* **Source information**:
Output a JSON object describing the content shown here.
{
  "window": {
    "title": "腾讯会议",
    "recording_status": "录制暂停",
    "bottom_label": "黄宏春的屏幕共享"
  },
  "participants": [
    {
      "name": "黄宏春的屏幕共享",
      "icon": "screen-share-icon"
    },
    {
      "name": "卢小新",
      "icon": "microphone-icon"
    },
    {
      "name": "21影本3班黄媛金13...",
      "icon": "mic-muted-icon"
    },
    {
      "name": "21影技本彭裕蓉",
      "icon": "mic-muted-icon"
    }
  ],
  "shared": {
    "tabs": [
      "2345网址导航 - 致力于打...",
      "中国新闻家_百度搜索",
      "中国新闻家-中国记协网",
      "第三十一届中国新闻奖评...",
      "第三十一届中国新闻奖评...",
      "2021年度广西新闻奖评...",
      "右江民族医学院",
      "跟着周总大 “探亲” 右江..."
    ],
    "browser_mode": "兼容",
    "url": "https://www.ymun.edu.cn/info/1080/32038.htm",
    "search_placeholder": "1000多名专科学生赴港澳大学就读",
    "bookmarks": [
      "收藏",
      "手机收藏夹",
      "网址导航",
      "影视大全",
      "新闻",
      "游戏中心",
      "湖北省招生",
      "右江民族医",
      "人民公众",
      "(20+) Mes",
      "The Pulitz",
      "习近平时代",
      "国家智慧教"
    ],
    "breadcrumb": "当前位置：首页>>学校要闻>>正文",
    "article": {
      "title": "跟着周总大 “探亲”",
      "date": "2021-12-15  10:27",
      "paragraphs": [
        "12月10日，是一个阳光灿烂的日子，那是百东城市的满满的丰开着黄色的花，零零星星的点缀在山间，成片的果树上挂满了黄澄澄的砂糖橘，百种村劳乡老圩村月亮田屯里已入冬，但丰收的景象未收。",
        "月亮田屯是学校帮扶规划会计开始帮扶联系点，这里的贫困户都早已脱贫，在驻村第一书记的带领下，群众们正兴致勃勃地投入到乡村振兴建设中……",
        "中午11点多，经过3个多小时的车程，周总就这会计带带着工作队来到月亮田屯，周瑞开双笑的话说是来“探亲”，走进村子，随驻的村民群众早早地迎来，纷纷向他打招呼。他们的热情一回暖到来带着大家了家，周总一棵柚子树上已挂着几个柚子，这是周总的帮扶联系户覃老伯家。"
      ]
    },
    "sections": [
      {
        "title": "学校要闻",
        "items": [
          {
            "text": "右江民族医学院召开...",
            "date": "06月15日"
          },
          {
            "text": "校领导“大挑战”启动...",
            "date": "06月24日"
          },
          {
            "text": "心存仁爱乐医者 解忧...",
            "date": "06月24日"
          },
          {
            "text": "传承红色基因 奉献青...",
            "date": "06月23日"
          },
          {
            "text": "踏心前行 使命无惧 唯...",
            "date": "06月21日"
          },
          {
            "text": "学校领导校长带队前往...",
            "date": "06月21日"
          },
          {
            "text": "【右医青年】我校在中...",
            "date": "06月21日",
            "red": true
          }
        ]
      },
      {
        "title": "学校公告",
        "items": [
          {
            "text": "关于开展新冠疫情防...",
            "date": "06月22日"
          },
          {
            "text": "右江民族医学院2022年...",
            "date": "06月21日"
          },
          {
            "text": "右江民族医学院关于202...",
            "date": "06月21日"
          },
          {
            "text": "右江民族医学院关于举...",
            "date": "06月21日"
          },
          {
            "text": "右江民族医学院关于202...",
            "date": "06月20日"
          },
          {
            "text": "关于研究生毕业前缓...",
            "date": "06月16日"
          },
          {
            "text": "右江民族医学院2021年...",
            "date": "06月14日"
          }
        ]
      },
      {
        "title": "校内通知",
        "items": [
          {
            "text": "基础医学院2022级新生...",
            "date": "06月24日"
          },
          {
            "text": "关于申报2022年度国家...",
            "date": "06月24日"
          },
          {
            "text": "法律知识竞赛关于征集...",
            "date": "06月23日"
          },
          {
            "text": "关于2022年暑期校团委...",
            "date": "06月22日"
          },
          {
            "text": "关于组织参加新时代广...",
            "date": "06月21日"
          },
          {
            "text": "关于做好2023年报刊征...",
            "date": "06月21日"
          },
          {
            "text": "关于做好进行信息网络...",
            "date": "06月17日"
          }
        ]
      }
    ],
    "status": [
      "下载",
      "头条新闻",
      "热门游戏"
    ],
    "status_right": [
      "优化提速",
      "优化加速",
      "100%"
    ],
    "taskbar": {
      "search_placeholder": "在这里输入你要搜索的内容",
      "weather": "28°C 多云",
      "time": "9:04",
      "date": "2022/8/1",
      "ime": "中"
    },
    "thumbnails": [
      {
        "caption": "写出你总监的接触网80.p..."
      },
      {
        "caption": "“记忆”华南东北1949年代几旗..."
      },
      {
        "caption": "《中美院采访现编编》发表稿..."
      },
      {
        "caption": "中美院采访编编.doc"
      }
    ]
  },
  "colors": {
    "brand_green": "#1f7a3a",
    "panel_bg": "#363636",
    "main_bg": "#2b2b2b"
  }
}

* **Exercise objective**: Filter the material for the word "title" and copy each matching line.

* **Answer space**:
    "title": "腾讯会议",
      "title": "跟着周总大 “探亲”",
        "title": "学校要闻",
        "title": "学校公告",
        "title": "校内通知",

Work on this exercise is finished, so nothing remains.